Tuesday, May 11, 2010

Lucy the Guard Cat

AttentiveLucy might be all of just eight pounds sopping wet, but Lucy is not one to be pushed about, at least not easily. She's a proud little thing who takes her many responsibilities quite seriously, such as guarding our house, 24 hours a day, 7 days per week.

She woke me at 2:30am with a constant meowing in the middle of the house. I was sleeping in my La-Z-Boy recliner in the TV room because I'd been snoring pretty badly earlier in the evening and was keeping the wife awake. I'd finally fallen asleep and was deep in slumber when I started to dream about Lucy. I dreamed she was calling to me. The calling was very persistent, so persistent that I woke up to hear her meowing.

For a minute I thought it might have been one of my daughter's cats, but it became clear it was coming from where Lucy normally sleeps.

I got up, grabbed the flashlight, and went stumbling into the front of the house. At first I saw Lucy sitting in the middle of the floor with her hackles up. As I swung the light onto Lucy I saw something white on the floor in front of her. As I got closer, it turned out to be a (now dead) Florida gecko. I don't know how it got in (I have to occasionally trap and release the critters), but Lucy had found this one and had dispatched it to where ever geckos go when killed by cats.

Lucy stopped calling as soon as she saw me, and a minute later the wife came out and took in the scene as well. I picked up Lucy and took her back, while the wife disposed of the gecko's body. I stumbled back to bed, while Lucy sat at the foot of the bed waiting for her mistress. The last thing I saw before falling asleep again was Lucy curled up next to the wife, content that she'd protected the household against an unknown invader.

Update and Corrections

Talked to the wife after getting home, and she clued me in to what Lucy actually did last night (or so she believes).
  1. The gecko wasn't dead. Apparently my bright flashlight 'stunned' it into immobility. In any event, it was still alive, and she put it out the front door to scurry off to where ever it is stunned-by-flash-light geckos scurry off to.
  2. Lucy was so scared she was hyperventilating. I've never seen a cat hyperventilate before, so I have no idea if Lucy was scared or not. But it was 2:30 am, I was still half asleep, so I guess anything is possible.
  3. Later in the day Lucy found another gecko in the house and let the wife know about it. The gecko was dutifully trapped and released outdoors.
I still think Lucy is brave.

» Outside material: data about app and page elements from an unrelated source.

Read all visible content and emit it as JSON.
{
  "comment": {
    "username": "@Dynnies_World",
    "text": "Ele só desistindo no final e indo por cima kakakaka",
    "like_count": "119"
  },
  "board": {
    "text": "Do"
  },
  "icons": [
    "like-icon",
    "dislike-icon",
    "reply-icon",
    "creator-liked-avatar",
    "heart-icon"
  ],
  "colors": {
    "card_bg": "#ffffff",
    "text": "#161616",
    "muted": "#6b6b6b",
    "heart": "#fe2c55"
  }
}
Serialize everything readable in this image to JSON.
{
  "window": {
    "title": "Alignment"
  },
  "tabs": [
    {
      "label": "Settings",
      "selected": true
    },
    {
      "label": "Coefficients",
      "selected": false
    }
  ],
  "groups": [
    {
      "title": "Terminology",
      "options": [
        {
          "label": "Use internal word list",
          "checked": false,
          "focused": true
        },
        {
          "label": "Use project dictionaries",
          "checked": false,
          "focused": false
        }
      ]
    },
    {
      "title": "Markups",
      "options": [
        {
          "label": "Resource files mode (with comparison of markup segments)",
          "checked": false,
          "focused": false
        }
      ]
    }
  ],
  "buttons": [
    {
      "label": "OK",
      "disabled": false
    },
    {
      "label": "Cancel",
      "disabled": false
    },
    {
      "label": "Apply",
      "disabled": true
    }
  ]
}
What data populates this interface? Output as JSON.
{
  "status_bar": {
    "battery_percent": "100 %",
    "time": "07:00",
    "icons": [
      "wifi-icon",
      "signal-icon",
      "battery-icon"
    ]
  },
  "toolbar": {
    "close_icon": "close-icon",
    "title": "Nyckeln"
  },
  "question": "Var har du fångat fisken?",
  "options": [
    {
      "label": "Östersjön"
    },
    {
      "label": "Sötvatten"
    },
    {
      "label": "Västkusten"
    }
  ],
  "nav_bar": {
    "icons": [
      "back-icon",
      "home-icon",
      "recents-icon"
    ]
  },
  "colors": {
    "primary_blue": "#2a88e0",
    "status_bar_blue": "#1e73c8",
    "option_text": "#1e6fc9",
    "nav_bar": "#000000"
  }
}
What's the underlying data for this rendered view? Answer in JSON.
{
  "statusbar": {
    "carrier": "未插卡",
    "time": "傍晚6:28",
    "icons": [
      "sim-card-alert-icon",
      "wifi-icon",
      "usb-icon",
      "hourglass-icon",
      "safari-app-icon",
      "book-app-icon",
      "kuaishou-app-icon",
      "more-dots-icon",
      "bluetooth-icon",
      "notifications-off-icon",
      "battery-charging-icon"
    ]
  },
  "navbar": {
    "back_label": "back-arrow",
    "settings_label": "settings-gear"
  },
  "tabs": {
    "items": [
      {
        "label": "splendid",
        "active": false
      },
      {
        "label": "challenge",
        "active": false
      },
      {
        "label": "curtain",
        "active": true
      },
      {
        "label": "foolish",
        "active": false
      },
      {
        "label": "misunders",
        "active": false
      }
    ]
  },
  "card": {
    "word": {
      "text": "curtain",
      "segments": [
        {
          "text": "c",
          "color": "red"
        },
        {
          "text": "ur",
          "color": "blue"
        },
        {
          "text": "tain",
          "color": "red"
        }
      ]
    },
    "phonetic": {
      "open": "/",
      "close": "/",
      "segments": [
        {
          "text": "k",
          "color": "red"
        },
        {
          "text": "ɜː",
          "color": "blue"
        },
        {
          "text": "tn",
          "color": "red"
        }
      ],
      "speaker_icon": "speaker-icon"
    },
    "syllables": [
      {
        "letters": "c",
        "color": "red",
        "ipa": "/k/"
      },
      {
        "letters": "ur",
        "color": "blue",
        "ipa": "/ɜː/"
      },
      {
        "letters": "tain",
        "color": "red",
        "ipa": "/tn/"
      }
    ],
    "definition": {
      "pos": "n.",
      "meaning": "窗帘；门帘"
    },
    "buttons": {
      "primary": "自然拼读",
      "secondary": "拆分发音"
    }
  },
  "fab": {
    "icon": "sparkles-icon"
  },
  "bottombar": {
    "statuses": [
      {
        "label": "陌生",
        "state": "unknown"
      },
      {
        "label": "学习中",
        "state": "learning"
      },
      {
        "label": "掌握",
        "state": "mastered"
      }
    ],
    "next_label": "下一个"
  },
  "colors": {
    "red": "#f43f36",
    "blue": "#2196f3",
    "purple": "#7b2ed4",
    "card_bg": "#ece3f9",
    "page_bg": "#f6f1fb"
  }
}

There's no denying she found something and let us know about it, and waited for some person to get rid of it. Maybe she senses something sinister about geckos that mere humans can't detect. Perhaps she'll clue me in one day.